++++ Data under study

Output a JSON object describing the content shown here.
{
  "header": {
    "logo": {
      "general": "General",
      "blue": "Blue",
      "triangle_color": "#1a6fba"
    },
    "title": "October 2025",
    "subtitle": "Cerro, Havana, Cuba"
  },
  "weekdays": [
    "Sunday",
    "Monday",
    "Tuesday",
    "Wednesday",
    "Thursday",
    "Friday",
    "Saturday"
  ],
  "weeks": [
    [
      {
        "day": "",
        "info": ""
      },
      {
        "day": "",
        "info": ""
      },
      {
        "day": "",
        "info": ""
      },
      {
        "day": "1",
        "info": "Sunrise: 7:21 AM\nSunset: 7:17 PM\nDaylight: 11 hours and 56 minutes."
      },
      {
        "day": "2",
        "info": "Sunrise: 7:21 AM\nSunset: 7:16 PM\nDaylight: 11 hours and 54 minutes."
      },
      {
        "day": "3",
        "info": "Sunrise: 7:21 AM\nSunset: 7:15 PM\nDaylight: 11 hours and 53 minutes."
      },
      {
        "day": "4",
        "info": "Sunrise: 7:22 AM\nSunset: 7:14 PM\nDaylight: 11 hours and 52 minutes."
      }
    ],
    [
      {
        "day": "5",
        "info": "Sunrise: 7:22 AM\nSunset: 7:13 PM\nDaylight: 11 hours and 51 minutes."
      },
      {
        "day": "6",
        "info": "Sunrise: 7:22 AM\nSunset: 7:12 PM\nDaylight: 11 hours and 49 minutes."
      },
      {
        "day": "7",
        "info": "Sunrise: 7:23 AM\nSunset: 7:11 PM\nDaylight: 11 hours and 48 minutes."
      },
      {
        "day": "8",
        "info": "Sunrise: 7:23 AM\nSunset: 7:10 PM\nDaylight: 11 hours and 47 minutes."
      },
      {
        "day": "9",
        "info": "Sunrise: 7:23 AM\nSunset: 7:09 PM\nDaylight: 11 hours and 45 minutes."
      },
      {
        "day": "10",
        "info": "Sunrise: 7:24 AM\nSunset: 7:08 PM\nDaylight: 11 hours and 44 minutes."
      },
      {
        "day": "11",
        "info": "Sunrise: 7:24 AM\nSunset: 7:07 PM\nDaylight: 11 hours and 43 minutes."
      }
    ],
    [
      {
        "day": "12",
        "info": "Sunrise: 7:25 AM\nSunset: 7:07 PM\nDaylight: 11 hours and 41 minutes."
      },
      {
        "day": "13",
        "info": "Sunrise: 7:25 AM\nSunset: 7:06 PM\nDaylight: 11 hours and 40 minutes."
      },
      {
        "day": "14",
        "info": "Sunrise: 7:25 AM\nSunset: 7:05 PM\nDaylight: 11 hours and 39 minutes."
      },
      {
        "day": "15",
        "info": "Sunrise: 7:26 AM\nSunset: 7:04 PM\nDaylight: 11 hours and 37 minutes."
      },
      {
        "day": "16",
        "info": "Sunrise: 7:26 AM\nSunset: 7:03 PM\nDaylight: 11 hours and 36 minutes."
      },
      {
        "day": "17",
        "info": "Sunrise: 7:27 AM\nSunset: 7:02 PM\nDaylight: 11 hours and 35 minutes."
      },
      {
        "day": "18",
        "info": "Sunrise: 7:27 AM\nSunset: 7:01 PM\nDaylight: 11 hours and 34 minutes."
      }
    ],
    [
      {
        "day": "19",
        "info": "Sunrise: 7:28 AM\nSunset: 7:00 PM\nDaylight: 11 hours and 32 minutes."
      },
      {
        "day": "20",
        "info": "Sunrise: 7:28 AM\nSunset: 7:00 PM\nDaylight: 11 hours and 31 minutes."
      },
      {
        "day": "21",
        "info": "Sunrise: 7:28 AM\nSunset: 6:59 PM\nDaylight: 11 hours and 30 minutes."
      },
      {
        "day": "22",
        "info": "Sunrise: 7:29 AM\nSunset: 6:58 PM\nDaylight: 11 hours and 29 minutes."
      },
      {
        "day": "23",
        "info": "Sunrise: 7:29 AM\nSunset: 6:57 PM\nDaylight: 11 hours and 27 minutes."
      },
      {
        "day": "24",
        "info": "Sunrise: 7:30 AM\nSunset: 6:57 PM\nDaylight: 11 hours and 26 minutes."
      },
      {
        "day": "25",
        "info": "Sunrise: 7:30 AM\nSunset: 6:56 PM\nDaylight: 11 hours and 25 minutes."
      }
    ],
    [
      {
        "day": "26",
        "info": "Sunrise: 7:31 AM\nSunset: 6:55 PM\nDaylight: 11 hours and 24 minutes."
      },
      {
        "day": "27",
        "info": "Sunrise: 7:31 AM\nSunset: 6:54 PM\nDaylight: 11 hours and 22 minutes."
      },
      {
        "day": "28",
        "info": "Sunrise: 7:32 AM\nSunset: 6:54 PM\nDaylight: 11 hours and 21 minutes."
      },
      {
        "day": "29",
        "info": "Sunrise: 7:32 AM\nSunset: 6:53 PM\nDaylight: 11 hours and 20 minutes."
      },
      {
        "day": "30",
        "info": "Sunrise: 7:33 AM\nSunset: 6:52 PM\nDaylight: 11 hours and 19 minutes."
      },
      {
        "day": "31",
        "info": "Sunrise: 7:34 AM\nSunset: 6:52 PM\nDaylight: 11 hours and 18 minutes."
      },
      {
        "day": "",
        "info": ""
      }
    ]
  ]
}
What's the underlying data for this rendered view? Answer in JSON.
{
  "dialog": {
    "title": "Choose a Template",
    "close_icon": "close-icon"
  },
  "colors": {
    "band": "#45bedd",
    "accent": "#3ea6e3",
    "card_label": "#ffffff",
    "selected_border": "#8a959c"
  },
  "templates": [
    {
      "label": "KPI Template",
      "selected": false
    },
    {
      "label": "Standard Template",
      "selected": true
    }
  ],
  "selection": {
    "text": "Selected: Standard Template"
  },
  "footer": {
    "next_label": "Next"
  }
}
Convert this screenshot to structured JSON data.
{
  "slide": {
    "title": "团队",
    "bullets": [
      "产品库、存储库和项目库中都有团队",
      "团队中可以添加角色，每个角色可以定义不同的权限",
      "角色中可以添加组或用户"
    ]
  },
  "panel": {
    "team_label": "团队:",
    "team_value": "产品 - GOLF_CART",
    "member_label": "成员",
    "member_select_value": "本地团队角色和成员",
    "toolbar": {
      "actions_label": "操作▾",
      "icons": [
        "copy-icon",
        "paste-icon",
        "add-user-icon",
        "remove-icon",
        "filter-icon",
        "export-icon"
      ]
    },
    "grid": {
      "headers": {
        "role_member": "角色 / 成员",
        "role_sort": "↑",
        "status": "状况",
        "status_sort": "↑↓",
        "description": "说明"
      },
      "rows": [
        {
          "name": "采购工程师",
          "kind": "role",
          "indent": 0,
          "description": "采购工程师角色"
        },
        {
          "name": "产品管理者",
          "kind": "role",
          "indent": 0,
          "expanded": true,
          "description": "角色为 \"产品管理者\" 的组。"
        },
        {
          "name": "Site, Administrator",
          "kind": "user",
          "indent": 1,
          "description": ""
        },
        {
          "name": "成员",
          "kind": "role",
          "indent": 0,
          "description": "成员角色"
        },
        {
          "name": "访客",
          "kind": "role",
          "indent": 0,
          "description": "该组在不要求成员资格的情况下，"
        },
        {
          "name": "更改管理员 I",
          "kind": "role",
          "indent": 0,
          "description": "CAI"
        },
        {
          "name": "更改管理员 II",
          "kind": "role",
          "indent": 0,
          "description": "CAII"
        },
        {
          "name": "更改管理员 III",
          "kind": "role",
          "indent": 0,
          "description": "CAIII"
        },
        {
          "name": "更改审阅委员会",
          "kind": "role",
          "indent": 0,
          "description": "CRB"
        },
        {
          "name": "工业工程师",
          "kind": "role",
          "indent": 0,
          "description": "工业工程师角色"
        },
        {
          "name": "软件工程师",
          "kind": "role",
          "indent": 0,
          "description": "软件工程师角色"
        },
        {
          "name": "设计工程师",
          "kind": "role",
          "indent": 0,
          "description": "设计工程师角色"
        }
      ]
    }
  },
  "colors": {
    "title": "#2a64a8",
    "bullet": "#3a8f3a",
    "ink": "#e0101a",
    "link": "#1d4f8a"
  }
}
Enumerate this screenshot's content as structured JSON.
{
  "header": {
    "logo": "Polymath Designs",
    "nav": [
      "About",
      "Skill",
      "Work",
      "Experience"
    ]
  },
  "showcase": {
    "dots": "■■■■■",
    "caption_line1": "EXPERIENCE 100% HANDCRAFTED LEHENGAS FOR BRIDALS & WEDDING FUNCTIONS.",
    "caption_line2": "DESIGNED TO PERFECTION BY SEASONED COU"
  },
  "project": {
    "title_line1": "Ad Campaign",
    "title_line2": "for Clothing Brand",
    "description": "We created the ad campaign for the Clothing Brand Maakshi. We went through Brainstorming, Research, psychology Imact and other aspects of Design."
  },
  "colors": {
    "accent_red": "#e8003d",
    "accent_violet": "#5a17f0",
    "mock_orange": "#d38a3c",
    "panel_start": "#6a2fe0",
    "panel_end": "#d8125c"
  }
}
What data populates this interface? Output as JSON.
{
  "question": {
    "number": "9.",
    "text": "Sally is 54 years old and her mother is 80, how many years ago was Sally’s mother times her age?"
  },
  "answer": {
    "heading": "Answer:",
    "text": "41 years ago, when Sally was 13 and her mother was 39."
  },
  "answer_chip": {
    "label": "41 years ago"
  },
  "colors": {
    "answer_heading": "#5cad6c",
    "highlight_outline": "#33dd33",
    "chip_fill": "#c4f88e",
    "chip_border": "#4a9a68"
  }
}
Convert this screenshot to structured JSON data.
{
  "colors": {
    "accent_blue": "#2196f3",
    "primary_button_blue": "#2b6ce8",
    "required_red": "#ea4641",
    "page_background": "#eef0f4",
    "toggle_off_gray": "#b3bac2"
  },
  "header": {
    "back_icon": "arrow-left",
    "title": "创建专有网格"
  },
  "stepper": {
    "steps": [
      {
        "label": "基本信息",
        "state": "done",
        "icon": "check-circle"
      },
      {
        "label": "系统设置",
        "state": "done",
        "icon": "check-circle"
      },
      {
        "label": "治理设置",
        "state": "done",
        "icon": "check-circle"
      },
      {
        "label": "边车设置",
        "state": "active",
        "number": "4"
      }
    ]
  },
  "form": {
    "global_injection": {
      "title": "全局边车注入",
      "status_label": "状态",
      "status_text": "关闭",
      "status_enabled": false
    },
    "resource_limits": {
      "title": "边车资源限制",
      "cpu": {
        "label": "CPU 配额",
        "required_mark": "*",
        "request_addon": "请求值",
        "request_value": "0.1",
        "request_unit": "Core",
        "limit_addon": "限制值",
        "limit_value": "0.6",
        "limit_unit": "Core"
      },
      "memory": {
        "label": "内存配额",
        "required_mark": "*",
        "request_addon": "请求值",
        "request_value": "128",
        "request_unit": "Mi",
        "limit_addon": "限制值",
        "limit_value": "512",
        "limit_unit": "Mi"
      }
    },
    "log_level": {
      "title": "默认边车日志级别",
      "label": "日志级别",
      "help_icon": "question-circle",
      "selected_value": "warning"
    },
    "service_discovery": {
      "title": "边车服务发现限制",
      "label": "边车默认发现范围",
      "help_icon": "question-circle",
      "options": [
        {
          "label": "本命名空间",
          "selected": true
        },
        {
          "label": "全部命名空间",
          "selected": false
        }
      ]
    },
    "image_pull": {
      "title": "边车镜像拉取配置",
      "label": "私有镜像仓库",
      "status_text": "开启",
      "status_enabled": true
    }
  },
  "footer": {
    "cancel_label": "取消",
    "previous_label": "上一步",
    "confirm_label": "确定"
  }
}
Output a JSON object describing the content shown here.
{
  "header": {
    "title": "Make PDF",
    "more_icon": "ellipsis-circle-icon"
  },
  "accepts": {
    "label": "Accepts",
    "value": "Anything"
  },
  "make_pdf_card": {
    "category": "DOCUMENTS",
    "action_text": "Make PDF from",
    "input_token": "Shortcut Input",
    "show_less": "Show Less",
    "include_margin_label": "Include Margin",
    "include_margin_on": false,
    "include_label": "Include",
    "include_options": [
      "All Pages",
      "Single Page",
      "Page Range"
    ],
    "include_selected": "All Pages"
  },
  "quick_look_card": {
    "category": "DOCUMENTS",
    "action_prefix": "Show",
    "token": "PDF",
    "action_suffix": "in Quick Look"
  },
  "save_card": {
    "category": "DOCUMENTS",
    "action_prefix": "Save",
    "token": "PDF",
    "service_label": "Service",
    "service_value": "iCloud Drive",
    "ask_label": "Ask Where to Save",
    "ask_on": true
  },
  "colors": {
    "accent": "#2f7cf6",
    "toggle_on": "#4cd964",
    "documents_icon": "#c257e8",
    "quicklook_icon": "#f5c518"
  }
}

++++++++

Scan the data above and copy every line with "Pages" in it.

      "All Pages",
    "include_selected": "All Pages"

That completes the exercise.